Inquiry on the Impacts of the Uranium Cycle
from Donna Dillman
On storage from nuclear plants, as gleaned from the following government site:|
What is being done about the waste from our nuclear plants?
The federal government established the Nuclear Waste Management Organization
(NWMO) to investigate options for the long-term storage of Canada's used
nuclear fuel. After consultations with Canadians, the NWMO has presented its
recommendations, which the federal government is now reviewing.
The NWMO was asked to examine three options - deep geological disposal in
the Canadian Shield; storage at nuclear reactor sites; and centralized

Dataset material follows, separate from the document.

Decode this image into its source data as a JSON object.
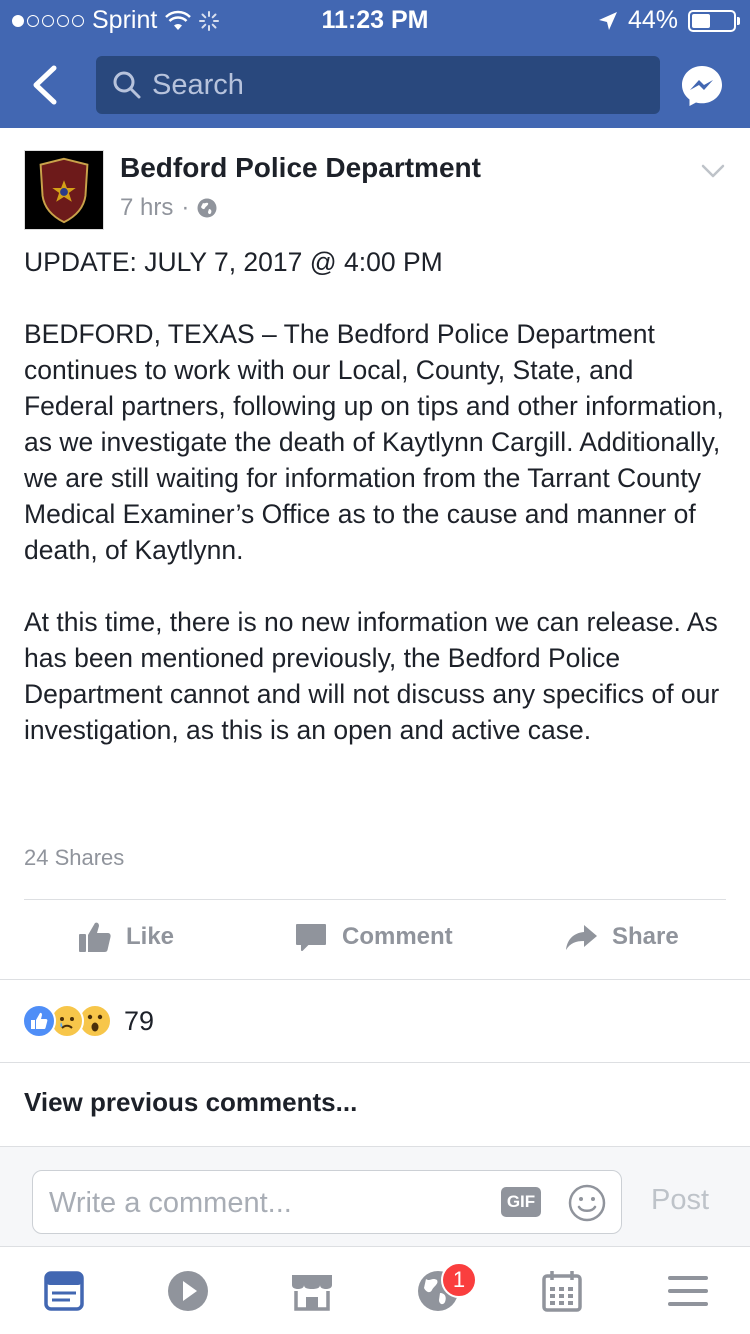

storage above or below ground. The NWMO decided that none of these options
was ideal and recommended an "Adaptive Phased Management Approach," which
would include deep geological storage in a centralized site, but with
ongoing monitoring and re-assessment opportunities.
In addition to the Canadian Shield, there are a number of other possible
storage sites throughout Canada. However, the NWMO was very clear that only
communities willing to accept the waste should be considered.
Nuclear waste in Canada is regulated by the Nuclear Fuel Waste Act.
Ontario now stores low- and mid-level waste in concrete or underground
containers at the nuclear stations. Low-level or "housekeeping" waste
includes mops, plastic sheeting, protective clothing and rags. Mid-level
waste includes replaced valves and filters used to decontaminate heavy
water, as well as any other piece of equipment used in the production of
nuclear power. After 300 years, this waste will no longer be radioactive and
will be able to be disposed of as conventional waste.
Used nuclear fuel is considered high-level waste and remains radioactive for
thousands of years. Because of its radioactivity, used fuel requires both
cooling and shielding, and is currently stored at Ontario's nuclear stations
in water-filled pools or bays. Used fuel normally remains in these pools for
15 years before it is removed and stored in concrete containers at the
nuclear stations. There are almost two million fuel bundles now in storage -
enough to fill five hockey rinks to the top of the boards.